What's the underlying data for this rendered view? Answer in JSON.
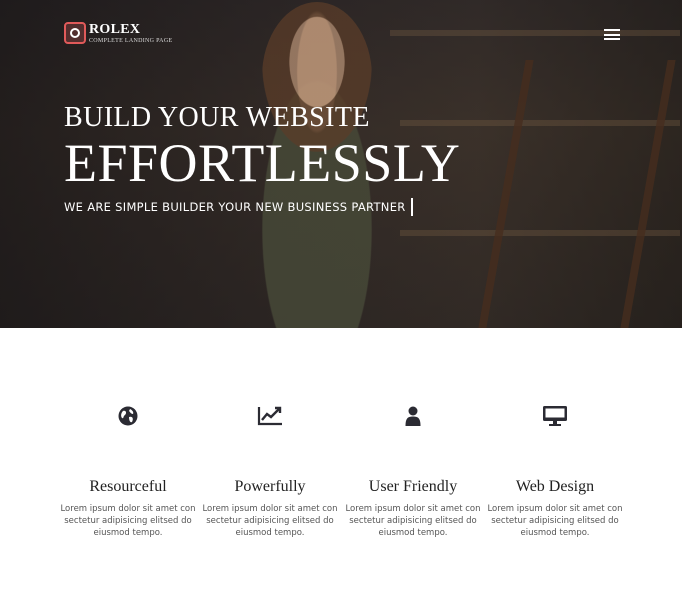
{
  "brand": {
    "name": "ROLEX",
    "tagline": "COMPLETE LANDING PAGE",
    "accent_color": "#e05a5a"
  },
  "nav": {
    "menu_icon": "hamburger-icon"
  },
  "hero": {
    "headline_small": "BUILD YOUR WEBSITE",
    "headline_large": "EFFORTLESSLY",
    "subheadline": "WE ARE SIMPLE BUILDER YOUR NEW BUSINESS PARTNER"
  },
  "features": [
    {
      "icon": "globe-icon",
      "title": "Resourceful",
      "text": "Lorem ipsum dolor sit amet con sectetur adipisicing elitsed do eiusmod tempo."
    },
    {
      "icon": "chart-line-icon",
      "title": "Powerfully",
      "text": "Lorem ipsum dolor sit amet con sectetur adipisicing elitsed do eiusmod tempo."
    },
    {
      "icon": "user-icon",
      "title": "User Friendly",
      "text": "Lorem ipsum dolor sit amet con sectetur adipisicing elitsed do eiusmod tempo."
    },
    {
      "icon": "monitor-icon",
      "title": "Web Design",
      "text": "Lorem ipsum dolor sit amet con sectetur adipisicing elitsed do eiusmod tempo."
    }
  ]
}
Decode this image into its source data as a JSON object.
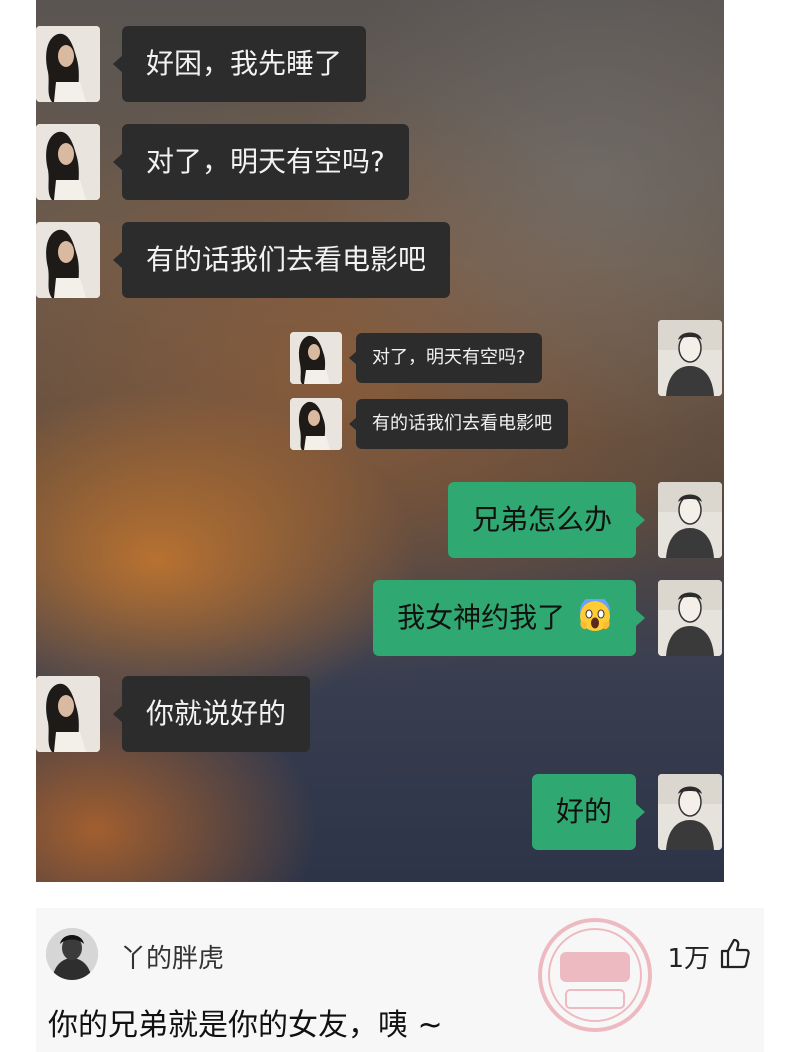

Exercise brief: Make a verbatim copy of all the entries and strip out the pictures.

Result for this exercise:
What's the underlying data for this rendered view? Answer in JSON.
{
  "brand": {
    "name": "ROLEX",
    "tagline": "COMPLETE LANDING PAGE",
    "accent_color": "#e05a5a"
  },
  "nav": {
    "menu_icon": "hamburger-icon"
  },
  "hero": {
    "headline_small": "BUILD YOUR WEBSITE",
    "headline_large": "EFFORTLESSLY",
    "subheadline": "WE ARE SIMPLE BUILDER YOUR NEW BUSINESS PARTNER"
  },
  "features": [
    {
      "icon": "globe-icon",
      "title": "Resourceful",
      "text": "Lorem ipsum dolor sit amet con sectetur adipisicing elitsed do eiusmod tempo."
    },
    {
      "icon": "chart-line-icon",
      "title": "Powerfully",
      "text": "Lorem ipsum dolor sit amet con sectetur adipisicing elitsed do eiusmod tempo."
    },
    {
      "icon": "user-icon",
      "title": "User Friendly",
      "text": "Lorem ipsum dolor sit amet con sectetur adipisicing elitsed do eiusmod tempo."
    },
    {
      "icon": "monitor-icon",
      "title": "Web Design",
      "text": "Lorem ipsum dolor sit amet con sectetur adipisicing elitsed do eiusmod tempo."
    }
  ]
}
Decode this image into its source data as a JSON object.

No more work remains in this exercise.